First, let’s look at some of terms that you are going to need to learn:
Voltage: Measured in volts (V), voltage will be the ‘pressure’ or ‘force’ of electricity. This is generally supplied by battery power (for instance a 9V battery) or “mains electricity,” the outlets in your house operate at 120V. Outlets in other countries operate with a different voltage, which is why you’ll need a converter when traveling.
Current: Current could be the flow of electricity, or maybe more specifically, the flow of electrons. It is measured in Amperes (Amps), and may only flow when a voltage supply is connected.
Resistance: Measured in Ohms (R or Ω), resistance defines how easily electrons can flow through a material. Materials such as gold or copper, are known as conductors, since they easily allow flow of movement (low resistance). Plastic, wood, and air are instances of insulators, inhibiting the movement of electrons (high resistance).

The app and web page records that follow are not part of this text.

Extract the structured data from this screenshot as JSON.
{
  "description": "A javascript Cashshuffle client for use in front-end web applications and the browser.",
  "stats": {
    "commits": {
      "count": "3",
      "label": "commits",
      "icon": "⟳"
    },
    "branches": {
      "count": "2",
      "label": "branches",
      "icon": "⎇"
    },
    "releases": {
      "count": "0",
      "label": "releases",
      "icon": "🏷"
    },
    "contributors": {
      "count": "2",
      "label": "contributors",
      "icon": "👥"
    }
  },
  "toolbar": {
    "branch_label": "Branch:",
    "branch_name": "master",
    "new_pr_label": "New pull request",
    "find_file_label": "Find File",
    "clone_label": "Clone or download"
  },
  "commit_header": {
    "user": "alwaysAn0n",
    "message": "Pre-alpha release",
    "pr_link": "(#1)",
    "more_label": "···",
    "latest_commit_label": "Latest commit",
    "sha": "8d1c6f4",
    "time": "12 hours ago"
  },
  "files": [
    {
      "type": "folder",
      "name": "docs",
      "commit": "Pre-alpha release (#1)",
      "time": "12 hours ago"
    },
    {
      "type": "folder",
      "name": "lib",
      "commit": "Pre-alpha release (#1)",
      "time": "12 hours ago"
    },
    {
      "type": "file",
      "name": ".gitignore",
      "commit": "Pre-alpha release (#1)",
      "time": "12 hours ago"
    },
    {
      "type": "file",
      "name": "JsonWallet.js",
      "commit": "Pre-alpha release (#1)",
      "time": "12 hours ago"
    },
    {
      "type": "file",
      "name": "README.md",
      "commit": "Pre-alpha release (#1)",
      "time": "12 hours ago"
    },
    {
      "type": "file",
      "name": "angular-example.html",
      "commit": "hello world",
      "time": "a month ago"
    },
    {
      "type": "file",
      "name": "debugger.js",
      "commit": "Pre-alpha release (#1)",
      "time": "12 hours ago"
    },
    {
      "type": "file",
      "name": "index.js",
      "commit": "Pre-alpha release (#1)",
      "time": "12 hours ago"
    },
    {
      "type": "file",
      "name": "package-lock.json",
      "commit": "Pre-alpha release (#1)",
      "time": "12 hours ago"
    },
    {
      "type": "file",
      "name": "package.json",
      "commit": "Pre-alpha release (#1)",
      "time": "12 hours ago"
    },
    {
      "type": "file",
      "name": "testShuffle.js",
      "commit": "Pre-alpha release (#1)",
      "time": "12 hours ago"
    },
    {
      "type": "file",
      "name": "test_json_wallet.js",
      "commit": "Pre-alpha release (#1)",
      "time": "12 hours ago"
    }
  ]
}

DC (Direct Current). DC is often a continuous flow of current in one direction. DC can flow not simply through conductors, but semi-conductors, insulators, and even a vacuum.
AC (Alternating Current). In AC, the flow of current periodically alternates between two directions, often forming a sine wave. The frequency of AC is measured in Hertz (Hz), which is typically 60 Hz for electricity in residential and business purposes.